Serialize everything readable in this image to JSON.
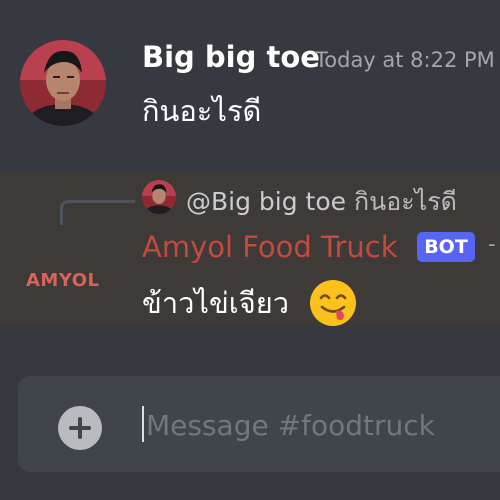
{
  "messages": [
    {
      "author": "Big big toe",
      "timestamp": "Today at 8:22 PM",
      "content": "กินอะไรดี"
    },
    {
      "reply": {
        "mention": "@Big big toe",
        "content": "กินอะไรดี"
      },
      "author": "Amyol Food Truck",
      "author_color": "#c34a3c",
      "badge": "BOT",
      "avatar_text": "AMYOL",
      "content": "ข้าวไข่เจียว",
      "emoji": "yum-face-icon"
    }
  ],
  "composer": {
    "placeholder": "Message #foodtruck"
  },
  "colors": {
    "background": "#36393f",
    "highlight": "#3d3a37",
    "accent": "#5865f2",
    "composer": "#40444b"
  }
}
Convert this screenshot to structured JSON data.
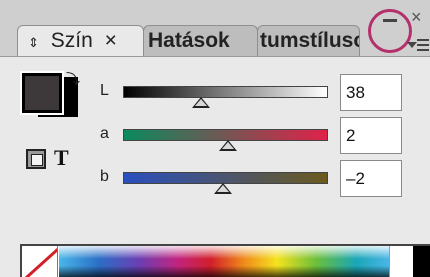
{
  "tabs": [
    {
      "label": "Szín",
      "close_glyph": "×"
    },
    {
      "label": "Hatások"
    },
    {
      "label": "tumstílusok"
    }
  ],
  "window": {
    "collapse_glyph": "–",
    "close_glyph": "×"
  },
  "color": {
    "fill_hex": "#3d393a",
    "stroke_hex": "#000000",
    "text_icon": "T"
  },
  "sliders": [
    {
      "label": "L",
      "value": "38",
      "position_percent": 38,
      "gradient": "linear-gradient(90deg,#000,#fff)"
    },
    {
      "label": "a",
      "value": "2",
      "position_percent": 51,
      "gradient": "linear-gradient(90deg,#0a8a5e,#e0224a)"
    },
    {
      "label": "b",
      "value": "–2",
      "position_percent": 49,
      "gradient": "linear-gradient(90deg,#2a4fbf,#6b5a1e)"
    }
  ],
  "icons": {
    "swap": "swap-arrow-icon",
    "panel_menu": "panel-menu-icon",
    "tab_arrows": "⇕"
  }
}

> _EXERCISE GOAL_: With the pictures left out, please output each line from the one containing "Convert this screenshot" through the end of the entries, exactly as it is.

> _EXERCISE OUTPUT_:
Convert this screenshot to structured JSON data.
{
  "tabs": [
    {
      "label": "Szín",
      "close_glyph": "×"
    },
    {
      "label": "Hatások"
    },
    {
      "label": "tumstílusok"
    }
  ],
  "window": {
    "collapse_glyph": "–",
    "close_glyph": "×"
  },
  "color": {
    "fill_hex": "#3d393a",
    "stroke_hex": "#000000",
    "text_icon": "T"
  },
  "sliders": [
    {
      "label": "L",
      "value": "38",
      "position_percent": 38,
      "gradient": "linear-gradient(90deg,#000,#fff)"
    },
    {
      "label": "a",
      "value": "2",
      "position_percent": 51,
      "gradient": "linear-gradient(90deg,#0a8a5e,#e0224a)"
    },
    {
      "label": "b",
      "value": "–2",
      "position_percent": 49,
      "gradient": "linear-gradient(90deg,#2a4fbf,#6b5a1e)"
    }
  ],
  "icons": {
    "swap": "swap-arrow-icon",
    "panel_menu": "panel-menu-icon",
    "tab_arrows": "⇕"
  }
}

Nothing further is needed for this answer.